SHELLEY:  Who funded your study – the first one, that got withdrawn, and the second one that just got published in Nutrition Today?

FRANK NUTTALL:  It has been supported by the Veterans Administration, since we are employees of the Veteran’s Administration.  (SHELLEY’S NOTE – Frank Nuttall adds that these findings are from he and Mary Gannon and do not represent the veterans administration official stance in any way.)

SHELLEY:  I hear you saying that as scientists here, you decided to devote some of your resources and your labs to checking out this issue.  Did the National Institutes of Health help you with funding?

FRANK NUTTALL:  No, they did not.

SHELLEY:  How about the American Diabetes Association?

FRANK NUTTAL:  They did not.  But we did not apply for funding from either of those sources.

SHELLEY:  I can’t help but wonder about magazines and other groups that get a lot of funding from advertisers of this kind of “low carb” product.  What does it mean for these groups to be letting advertisers of these “low carb” products pay them money to promote their “low carb” claims, when it sounds like there hasn’t been much independent research to check whether these products perform as advertised?

MARY GANNON:  I really don’t know how to respond. There are the financial issues and the political issues, and all of these sorts of things.  It’s a very a very complex problem.

SHELLEY:  For other discussions about Dreamfields Pasta, check out this 2005 David Mendosa – mostly supportive review, 2011 Diet Doctor, mostly critical review, January 2012 Jimmy Moore discussion of Dreamfields


  4 comments for “Nuttall & Gannon – Dreamfield Pasta – Low Carb? Scientific Study says No! (interview includes transcript)

  1. Jerry
    January 23, 2014 at 5:24 pm

    Has anybody asked Dr. OZ what he thinks ?

    I for one would like to know !!!
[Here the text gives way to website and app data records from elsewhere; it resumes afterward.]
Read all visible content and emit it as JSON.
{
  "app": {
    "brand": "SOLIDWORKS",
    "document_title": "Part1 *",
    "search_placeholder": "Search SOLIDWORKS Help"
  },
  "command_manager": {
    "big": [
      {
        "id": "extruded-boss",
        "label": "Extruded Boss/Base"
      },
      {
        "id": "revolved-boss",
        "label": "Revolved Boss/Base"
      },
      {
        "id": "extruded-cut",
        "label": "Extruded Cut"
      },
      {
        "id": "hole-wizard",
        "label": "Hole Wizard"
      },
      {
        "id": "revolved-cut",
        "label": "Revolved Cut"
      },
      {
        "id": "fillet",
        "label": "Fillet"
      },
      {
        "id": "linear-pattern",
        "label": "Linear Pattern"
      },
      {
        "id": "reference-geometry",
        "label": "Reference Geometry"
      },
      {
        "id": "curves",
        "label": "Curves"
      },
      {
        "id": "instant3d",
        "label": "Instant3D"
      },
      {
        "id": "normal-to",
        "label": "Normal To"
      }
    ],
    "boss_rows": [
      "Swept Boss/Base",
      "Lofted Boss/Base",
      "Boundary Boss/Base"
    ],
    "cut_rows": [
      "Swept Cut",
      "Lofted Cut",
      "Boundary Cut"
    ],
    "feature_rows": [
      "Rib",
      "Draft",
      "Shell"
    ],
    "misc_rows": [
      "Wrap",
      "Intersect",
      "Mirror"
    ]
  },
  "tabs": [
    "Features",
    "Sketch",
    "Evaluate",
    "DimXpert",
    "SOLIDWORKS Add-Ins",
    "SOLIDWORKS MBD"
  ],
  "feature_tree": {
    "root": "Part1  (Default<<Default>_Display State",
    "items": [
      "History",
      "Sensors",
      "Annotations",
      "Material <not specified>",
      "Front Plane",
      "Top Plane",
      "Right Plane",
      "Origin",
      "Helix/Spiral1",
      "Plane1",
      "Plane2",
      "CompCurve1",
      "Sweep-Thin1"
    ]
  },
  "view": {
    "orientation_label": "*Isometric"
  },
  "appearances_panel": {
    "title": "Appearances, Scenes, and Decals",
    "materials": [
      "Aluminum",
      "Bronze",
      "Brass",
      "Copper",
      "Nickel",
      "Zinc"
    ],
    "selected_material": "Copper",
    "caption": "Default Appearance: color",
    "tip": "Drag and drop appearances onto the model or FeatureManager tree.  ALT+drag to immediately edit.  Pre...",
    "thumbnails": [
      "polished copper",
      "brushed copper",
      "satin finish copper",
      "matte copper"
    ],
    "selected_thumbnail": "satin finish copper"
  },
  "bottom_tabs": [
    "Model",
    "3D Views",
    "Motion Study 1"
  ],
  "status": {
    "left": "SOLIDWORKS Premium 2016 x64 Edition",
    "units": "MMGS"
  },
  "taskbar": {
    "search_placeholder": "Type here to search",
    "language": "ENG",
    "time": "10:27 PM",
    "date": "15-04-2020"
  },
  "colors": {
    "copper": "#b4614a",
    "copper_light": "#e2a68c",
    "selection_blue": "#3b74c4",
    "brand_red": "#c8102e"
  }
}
  2. gretchen
    April 14, 2013 at 12:47 pm

    The manufacturers claim it’s important that their pasta not be overcooked, that is, served al dente. I tried it and found BGs were slightly lower, but not enough to warrant eating it.

  3. Patricia Chapin
    February 16, 2013 at 7:13 pm

    I have been diagnosed with metabolic syndrome which includes hyperinsulinium. I love pasta and was raised on it, and I was diligent in trying whole wheat, corn, quinoa, gluten free, and low-glycemic pasta, but was unhappy with the texture and sometimes the taste. When I found Dreamfields pasta I was thrilled and between 2005 and 2012 ate this pasta, shared it with friends, and sang it’s advertised virtues and my perception of it’s taste and texture with anyone who would listen. And then I after I was taken off metformin and I wasn’t feeling well I decided to check my blood sugar every half hour up to two hours after eating Dreamfields–and my sugar went way over 140 at the two hour mark–which I had been able to maintain most of time. So, as Shelley questioned above, yes, I blamed myself, I thought that I was doing something wrong and could not figure out what was going on. I can only assume that the only thing that saved me from getting worse between 2008 and 2012 was the metformin. thank you Dr.’s Gannon and Nuttall for caring enough about your patients to actually test products before recommending them.

Comments are closed.